*SUPPLIED RECORDS*
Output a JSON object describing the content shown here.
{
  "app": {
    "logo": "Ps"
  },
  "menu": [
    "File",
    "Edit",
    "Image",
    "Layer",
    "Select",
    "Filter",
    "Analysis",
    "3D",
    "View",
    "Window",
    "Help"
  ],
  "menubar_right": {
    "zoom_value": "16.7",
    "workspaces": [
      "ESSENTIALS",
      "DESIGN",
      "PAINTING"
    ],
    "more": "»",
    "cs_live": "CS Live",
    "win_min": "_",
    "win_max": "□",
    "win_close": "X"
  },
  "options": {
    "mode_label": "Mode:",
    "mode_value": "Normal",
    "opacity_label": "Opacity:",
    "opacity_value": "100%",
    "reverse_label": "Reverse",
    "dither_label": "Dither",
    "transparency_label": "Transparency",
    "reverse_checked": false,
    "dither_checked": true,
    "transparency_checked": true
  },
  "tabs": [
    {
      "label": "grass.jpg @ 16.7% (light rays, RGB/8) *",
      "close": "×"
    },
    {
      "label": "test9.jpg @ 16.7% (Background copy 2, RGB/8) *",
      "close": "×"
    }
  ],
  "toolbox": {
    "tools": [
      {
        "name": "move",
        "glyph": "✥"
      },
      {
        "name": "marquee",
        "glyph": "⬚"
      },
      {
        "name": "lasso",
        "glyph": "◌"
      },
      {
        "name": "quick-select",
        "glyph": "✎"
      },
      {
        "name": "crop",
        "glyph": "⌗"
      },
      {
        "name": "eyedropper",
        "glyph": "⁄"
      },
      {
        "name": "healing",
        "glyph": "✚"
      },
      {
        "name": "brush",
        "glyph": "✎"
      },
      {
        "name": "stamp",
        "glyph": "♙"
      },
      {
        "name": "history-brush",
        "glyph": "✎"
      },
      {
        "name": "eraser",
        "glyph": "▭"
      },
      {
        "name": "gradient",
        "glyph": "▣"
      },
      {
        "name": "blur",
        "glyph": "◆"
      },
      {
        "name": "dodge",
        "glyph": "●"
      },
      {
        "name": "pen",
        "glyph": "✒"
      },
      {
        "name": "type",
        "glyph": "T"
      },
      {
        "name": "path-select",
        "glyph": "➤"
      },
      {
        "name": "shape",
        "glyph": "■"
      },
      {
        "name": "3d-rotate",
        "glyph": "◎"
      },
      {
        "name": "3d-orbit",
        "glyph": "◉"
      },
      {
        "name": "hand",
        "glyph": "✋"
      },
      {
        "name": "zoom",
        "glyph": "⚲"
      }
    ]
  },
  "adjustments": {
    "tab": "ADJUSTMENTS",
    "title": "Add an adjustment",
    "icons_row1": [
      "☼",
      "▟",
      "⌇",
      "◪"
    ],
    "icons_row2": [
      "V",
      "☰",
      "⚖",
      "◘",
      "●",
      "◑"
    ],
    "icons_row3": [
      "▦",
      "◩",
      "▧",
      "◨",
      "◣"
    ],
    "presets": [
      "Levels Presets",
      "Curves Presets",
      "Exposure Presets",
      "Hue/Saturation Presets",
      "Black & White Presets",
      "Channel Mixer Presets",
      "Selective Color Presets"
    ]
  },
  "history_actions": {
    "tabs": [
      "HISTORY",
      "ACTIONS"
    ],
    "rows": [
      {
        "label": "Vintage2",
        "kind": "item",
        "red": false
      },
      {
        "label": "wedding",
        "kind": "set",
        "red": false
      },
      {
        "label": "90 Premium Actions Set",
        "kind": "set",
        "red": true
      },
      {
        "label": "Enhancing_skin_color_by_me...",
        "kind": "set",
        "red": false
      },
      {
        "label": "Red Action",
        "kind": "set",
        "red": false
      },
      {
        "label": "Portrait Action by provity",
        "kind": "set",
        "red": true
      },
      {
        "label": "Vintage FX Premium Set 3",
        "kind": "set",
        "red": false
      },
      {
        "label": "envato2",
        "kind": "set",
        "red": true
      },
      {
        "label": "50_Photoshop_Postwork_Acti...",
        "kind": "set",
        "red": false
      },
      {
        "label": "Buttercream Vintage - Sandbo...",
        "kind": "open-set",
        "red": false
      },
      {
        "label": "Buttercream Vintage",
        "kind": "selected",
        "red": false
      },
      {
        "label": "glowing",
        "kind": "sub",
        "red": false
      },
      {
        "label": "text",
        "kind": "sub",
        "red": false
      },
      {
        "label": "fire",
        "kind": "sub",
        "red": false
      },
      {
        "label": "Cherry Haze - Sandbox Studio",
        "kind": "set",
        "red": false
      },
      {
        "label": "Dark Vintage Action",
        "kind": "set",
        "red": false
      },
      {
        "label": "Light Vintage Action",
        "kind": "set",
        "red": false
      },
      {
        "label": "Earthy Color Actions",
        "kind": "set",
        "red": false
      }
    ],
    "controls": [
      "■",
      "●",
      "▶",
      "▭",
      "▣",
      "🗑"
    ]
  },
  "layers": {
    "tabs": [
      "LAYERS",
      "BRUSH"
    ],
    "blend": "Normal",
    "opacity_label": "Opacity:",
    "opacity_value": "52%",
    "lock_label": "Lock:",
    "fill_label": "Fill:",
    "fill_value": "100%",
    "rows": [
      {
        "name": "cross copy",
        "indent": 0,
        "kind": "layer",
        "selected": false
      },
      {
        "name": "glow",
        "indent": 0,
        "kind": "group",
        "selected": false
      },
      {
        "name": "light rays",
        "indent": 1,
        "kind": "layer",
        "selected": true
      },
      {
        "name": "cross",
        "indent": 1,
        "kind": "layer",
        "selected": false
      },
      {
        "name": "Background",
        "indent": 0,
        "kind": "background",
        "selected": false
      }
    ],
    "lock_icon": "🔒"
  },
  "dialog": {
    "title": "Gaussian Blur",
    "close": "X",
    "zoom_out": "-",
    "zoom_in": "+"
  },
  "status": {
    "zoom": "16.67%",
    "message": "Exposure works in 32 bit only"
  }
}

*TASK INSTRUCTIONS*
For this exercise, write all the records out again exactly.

*RESPONSE BELOW*
Output a JSON object describing the content shown here.
{
  "app": {
    "logo": "Ps"
  },
  "menu": [
    "File",
    "Edit",
    "Image",
    "Layer",
    "Select",
    "Filter",
    "Analysis",
    "3D",
    "View",
    "Window",
    "Help"
  ],
  "menubar_right": {
    "zoom_value": "16.7",
    "workspaces": [
      "ESSENTIALS",
      "DESIGN",
      "PAINTING"
    ],
    "more": "»",
    "cs_live": "CS Live",
    "win_min": "_",
    "win_max": "□",
    "win_close": "X"
  },
  "options": {
    "mode_label": "Mode:",
    "mode_value": "Normal",
    "opacity_label": "Opacity:",
    "opacity_value": "100%",
    "reverse_label": "Reverse",
    "dither_label": "Dither",
    "transparency_label": "Transparency",
    "reverse_checked": false,
    "dither_checked": true,
    "transparency_checked": true
  },
  "tabs": [
    {
      "label": "grass.jpg @ 16.7% (light rays, RGB/8) *",
      "close": "×"
    },
    {
      "label": "test9.jpg @ 16.7% (Background copy 2, RGB/8) *",
      "close": "×"
    }
  ],
  "toolbox": {
    "tools": [
      {
        "name": "move",
        "glyph": "✥"
      },
      {
        "name": "marquee",
        "glyph": "⬚"
      },
      {
        "name": "lasso",
        "glyph": "◌"
      },
      {
        "name": "quick-select",
        "glyph": "✎"
      },
      {
        "name": "crop",
        "glyph": "⌗"
      },
      {
        "name": "eyedropper",
        "glyph": "⁄"
      },
      {
        "name": "healing",
        "glyph": "✚"
      },
      {
        "name": "brush",
        "glyph": "✎"
      },
      {
        "name": "stamp",
        "glyph": "♙"
      },
      {
        "name": "history-brush",
        "glyph": "✎"
      },
      {
        "name": "eraser",
        "glyph": "▭"
      },
      {
        "name": "gradient",
        "glyph": "▣"
      },
      {
        "name": "blur",
        "glyph": "◆"
      },
      {
        "name": "dodge",
        "glyph": "●"
      },
      {
        "name": "pen",
        "glyph": "✒"
      },
      {
        "name": "type",
        "glyph": "T"
      },
      {
        "name": "path-select",
        "glyph": "➤"
      },
      {
        "name": "shape",
        "glyph": "■"
      },
      {
        "name": "3d-rotate",
        "glyph": "◎"
      },
      {
        "name": "3d-orbit",
        "glyph": "◉"
      },
      {
        "name": "hand",
        "glyph": "✋"
      },
      {
        "name": "zoom",
        "glyph": "⚲"
      }
    ]
  },
  "adjustments": {
    "tab": "ADJUSTMENTS",
    "title": "Add an adjustment",
    "icons_row1": [
      "☼",
      "▟",
      "⌇",
      "◪"
    ],
    "icons_row2": [
      "V",
      "☰",
      "⚖",
      "◘",
      "●",
      "◑"
    ],
    "icons_row3": [
      "▦",
      "◩",
      "▧",
      "◨",
      "◣"
    ],
    "presets": [
      "Levels Presets",
      "Curves Presets",
      "Exposure Presets",
      "Hue/Saturation Presets",
      "Black & White Presets",
      "Channel Mixer Presets",
      "Selective Color Presets"
    ]
  },
  "history_actions": {
    "tabs": [
      "HISTORY",
      "ACTIONS"
    ],
    "rows": [
      {
        "label": "Vintage2",
        "kind": "item",
        "red": false
      },
      {
        "label": "wedding",
        "kind": "set",
        "red": false
      },
      {
        "label": "90 Premium Actions Set",
        "kind": "set",
        "red": true
      },
      {
        "label": "Enhancing_skin_color_by_me...",
        "kind": "set",
        "red": false
      },
      {
        "label": "Red Action",
        "kind": "set",
        "red": false
      },
      {
        "label": "Portrait Action by provity",
        "kind": "set",
        "red": true
      },
      {
        "label": "Vintage FX Premium Set 3",
        "kind": "set",
        "red": false
      },
      {
        "label": "envato2",
        "kind": "set",
        "red": true
      },
      {
        "label": "50_Photoshop_Postwork_Acti...",
        "kind": "set",
        "red": false
      },
      {
        "label": "Buttercream Vintage - Sandbo...",
        "kind": "open-set",
        "red": false
      },
      {
        "label": "Buttercream Vintage",
        "kind": "selected",
        "red": false
      },
      {
        "label": "glowing",
        "kind": "sub",
        "red": false
      },
      {
        "label": "text",
        "kind": "sub",
        "red": false
      },
      {
        "label": "fire",
        "kind": "sub",
        "red": false
      },
      {
        "label": "Cherry Haze - Sandbox Studio",
        "kind": "set",
        "red": false
      },
      {
        "label": "Dark Vintage Action",
        "kind": "set",
        "red": false
      },
      {
        "label": "Light Vintage Action",
        "kind": "set",
        "red": false
      },
      {
        "label": "Earthy Color Actions",
        "kind": "set",
        "red": false
      }
    ],
    "controls": [
      "■",
      "●",
      "▶",
      "▭",
      "▣",
      "🗑"
    ]
  },
  "layers": {
    "tabs": [
      "LAYERS",
      "BRUSH"
    ],
    "blend": "Normal",
    "opacity_label": "Opacity:",
    "opacity_value": "52%",
    "lock_label": "Lock:",
    "fill_label": "Fill:",
    "fill_value": "100%",
    "rows": [
      {
        "name": "cross copy",
        "indent": 0,
        "kind": "layer",
        "selected": false
      },
      {
        "name": "glow",
        "indent": 0,
        "kind": "group",
        "selected": false
      },
      {
        "name": "light rays",
        "indent": 1,
        "kind": "layer",
        "selected": true
      },
      {
        "name": "cross",
        "indent": 1,
        "kind": "layer",
        "selected": false
      },
      {
        "name": "Background",
        "indent": 0,
        "kind": "background",
        "selected": false
      }
    ],
    "lock_icon": "🔒"
  },
  "dialog": {
    "title": "Gaussian Blur",
    "close": "X",
    "zoom_out": "-",
    "zoom_in": "+"
  },
  "status": {
    "zoom": "16.67%",
    "message": "Exposure works in 32 bit only"
  }
}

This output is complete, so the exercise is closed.